The release of reserves may affect China's consumption of imported crude, yet the timing details remain unclear, and the country's total demand for foreign oil depends on major refineries after private processors received a slap in the face of increased government scrutiny that included the application of tariffs, which eroded profitability. .
The news was first reported by "Energy Intelligence", and no one from the press office of the Chinese National Administration of Food and Strategic Reserves answered calls asking for comment, and there was also no response to the fax sent to the National Development and Reform Commission, and the National Energy Administration was previously responsible for managing reserves.
Since early 2021, Beijing has stepped up efforts to rein in high prices that crept into everything from the cost of energy to daily meals, soaring raw material costs due to a strong economic recovery from China to the United States and Europe, as well as virus-related problems in employment and the supply chain. Beijing has also hunted down speculators, freeing metals and coal from its stocks in an attempt to prevent high prices from hampering growth.
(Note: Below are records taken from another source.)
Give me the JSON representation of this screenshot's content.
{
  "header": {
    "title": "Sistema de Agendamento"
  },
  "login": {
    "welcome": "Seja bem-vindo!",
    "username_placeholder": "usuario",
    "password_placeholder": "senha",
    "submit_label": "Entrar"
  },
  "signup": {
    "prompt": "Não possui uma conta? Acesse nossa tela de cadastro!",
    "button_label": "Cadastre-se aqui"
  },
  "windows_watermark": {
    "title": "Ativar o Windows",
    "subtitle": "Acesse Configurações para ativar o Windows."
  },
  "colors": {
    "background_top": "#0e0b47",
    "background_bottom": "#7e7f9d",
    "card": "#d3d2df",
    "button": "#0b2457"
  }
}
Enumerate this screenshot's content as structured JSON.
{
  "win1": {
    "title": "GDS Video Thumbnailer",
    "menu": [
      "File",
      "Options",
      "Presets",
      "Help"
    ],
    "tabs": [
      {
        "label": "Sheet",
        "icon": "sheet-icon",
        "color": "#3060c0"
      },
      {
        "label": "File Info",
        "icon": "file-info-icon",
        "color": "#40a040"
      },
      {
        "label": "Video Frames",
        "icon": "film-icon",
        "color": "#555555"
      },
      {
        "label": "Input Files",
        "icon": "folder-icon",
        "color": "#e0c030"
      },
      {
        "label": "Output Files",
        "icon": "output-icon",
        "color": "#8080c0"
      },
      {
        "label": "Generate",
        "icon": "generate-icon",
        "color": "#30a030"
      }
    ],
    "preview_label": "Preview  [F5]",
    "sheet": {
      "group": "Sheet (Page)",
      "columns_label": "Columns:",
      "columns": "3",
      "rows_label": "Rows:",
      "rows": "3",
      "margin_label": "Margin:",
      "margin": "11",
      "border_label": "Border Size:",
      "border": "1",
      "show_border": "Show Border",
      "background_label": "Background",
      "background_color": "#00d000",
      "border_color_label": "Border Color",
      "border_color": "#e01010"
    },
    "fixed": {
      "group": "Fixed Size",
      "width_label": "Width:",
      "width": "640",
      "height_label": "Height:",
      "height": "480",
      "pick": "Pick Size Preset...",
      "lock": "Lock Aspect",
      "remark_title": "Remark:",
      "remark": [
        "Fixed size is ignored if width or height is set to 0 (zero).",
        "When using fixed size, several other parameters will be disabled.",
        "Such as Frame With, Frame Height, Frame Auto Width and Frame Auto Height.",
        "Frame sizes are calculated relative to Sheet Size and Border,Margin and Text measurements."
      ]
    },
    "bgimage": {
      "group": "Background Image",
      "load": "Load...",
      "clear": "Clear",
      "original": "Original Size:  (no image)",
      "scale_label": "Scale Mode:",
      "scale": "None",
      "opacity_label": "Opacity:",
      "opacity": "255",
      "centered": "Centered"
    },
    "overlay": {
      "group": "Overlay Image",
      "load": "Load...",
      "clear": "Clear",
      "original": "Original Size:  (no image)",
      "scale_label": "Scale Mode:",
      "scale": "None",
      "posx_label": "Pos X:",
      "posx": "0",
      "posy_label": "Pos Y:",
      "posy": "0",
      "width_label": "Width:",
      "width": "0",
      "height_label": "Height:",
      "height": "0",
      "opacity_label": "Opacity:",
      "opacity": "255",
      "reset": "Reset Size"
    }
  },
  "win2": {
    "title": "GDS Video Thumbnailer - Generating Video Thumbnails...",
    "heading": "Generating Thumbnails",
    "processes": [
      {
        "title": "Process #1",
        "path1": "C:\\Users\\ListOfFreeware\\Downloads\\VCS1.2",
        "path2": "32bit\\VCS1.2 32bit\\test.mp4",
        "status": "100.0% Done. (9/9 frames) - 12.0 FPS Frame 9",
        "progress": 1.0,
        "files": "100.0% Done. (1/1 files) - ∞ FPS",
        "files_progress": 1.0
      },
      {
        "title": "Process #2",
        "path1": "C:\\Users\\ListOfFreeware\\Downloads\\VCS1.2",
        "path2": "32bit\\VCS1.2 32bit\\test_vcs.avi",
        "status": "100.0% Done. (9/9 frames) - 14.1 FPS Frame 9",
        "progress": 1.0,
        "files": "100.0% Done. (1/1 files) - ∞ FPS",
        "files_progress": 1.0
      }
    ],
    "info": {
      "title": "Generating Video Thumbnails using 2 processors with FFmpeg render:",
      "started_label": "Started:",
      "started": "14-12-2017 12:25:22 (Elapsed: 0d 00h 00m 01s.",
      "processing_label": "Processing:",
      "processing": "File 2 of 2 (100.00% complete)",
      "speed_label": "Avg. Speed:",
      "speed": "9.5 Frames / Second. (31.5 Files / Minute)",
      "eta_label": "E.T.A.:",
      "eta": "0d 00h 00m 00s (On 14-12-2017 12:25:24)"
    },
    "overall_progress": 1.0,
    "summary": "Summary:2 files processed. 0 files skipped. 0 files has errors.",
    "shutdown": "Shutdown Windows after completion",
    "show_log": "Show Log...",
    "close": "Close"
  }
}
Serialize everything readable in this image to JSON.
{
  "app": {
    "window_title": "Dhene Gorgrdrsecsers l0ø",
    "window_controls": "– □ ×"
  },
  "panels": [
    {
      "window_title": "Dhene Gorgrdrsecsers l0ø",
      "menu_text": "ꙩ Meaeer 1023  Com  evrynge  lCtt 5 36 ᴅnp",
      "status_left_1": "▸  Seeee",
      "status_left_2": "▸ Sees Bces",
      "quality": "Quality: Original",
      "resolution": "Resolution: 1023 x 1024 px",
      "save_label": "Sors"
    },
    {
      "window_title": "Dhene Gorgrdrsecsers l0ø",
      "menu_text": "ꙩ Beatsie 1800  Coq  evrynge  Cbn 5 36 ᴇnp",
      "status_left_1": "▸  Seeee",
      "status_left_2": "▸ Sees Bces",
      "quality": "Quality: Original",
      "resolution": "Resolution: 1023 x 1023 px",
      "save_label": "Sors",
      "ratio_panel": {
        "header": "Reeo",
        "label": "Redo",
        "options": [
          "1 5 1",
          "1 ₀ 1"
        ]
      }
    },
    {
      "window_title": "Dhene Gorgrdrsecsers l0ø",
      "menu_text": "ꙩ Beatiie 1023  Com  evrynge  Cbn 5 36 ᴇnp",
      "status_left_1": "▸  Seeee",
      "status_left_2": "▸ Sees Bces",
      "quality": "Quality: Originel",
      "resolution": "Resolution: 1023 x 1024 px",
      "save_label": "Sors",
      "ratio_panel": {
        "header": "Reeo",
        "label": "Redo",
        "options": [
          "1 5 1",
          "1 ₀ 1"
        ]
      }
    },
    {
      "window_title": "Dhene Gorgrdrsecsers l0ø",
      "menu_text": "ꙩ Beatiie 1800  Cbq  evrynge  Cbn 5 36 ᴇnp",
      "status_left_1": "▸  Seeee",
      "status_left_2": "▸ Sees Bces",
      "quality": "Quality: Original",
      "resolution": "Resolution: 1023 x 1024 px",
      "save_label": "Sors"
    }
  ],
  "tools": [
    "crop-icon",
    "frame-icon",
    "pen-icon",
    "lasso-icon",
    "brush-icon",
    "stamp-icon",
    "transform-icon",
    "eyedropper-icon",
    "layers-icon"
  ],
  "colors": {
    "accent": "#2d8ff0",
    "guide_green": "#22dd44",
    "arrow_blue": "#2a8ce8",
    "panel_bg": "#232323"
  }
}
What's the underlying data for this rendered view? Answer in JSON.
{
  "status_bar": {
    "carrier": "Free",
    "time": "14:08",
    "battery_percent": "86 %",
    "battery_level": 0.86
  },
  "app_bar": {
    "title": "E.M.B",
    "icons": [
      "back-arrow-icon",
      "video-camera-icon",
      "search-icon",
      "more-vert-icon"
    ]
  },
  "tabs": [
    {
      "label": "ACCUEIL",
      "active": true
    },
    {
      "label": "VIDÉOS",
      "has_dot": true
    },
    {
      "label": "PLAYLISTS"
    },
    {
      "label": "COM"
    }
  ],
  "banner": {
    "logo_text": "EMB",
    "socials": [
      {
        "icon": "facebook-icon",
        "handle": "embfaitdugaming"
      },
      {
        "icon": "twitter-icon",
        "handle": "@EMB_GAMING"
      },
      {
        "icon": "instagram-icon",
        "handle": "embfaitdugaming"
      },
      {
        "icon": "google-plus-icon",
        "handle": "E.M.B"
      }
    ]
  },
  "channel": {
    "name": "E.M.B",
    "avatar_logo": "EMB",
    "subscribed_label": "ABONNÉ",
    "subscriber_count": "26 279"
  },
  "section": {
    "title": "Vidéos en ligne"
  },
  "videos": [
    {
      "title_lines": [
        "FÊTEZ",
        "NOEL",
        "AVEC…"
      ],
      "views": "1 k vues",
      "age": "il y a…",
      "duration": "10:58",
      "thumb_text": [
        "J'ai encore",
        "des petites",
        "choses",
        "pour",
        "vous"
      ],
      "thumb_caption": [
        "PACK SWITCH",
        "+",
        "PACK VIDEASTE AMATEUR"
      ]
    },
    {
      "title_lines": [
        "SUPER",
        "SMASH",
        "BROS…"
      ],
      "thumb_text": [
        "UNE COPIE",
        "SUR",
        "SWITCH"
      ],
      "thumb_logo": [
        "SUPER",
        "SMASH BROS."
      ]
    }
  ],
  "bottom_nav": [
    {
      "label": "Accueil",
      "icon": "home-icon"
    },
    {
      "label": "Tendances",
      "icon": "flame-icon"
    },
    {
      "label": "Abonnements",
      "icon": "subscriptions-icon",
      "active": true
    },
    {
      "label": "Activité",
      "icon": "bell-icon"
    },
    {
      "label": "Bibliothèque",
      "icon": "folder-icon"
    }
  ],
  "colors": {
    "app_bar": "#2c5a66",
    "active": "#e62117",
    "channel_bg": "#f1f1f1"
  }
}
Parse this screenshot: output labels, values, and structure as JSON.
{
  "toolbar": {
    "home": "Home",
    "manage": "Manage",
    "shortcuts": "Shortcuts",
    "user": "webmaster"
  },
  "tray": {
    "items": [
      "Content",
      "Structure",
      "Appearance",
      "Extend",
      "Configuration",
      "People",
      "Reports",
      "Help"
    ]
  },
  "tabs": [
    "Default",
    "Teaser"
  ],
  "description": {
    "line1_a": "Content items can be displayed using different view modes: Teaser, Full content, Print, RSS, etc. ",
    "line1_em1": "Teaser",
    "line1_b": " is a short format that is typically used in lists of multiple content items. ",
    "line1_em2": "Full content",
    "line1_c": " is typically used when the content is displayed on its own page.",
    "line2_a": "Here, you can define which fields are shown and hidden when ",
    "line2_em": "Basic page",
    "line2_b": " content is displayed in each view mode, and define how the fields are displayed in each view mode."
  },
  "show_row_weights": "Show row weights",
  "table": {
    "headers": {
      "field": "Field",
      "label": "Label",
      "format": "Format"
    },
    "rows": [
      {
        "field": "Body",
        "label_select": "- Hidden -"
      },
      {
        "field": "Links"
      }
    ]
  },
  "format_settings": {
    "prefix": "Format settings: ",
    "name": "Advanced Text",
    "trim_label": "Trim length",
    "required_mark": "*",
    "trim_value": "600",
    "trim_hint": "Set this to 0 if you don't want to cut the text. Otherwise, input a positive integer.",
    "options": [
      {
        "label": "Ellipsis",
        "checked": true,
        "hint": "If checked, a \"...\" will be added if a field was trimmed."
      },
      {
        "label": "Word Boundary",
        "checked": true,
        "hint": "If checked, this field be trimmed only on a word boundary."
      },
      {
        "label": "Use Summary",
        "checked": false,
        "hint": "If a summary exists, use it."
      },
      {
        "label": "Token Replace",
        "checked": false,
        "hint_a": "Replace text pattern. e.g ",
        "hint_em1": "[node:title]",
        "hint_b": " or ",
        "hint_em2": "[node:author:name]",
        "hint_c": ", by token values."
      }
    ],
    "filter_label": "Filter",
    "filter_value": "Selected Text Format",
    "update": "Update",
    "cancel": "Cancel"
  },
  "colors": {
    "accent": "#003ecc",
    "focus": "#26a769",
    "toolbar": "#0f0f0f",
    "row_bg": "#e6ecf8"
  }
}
However, the market received these sales with mixed responses, since the announcement of the sale of base metal stocks such as copperAndaluminumZinc On June 16, domestic futures prices almost did not move or rise slightly. For cereals, prices fell 1.5% after China provided some corn stocks on July 9th.
The administration responsible for stocks of non-oil goods said on Wednesday that it will increase the quantities of base metals that it will sell by up to 80% compared to the previous auction, indicating that it has not given up its efforts to stop the rise, and "Goldman Sachs" and "Citigroup" likely that China's moves to control prices fail.
Brent crude has lost more than 2% since the start of the week when speculation about the release of reserves began, and Friday's weekly losses reached 2.6%. Sales of China's state oil reserves add to other concerns stemming from a delta spread and a stronger dollar.
For major Chinese refiners to which the barrels have been offered, China's move will help the utilities avoid crude shortages amid the ongoing depletion of their own stocks since the fourth quarter of 2020, Energy Aspects analysts Yuntao Liu and Amrita Sen wrote in a note dated July 21.
Moreover, they added that access to government oil reserves will also support refinery operating rates as factories return from maintenance work, and Energy Aspects expects Chinese crude oil processing rates to increase by 430,000 barrels per day during the third quarter compared to the previous three months, an increase From the previous forecast of 210 thousand barrels per day.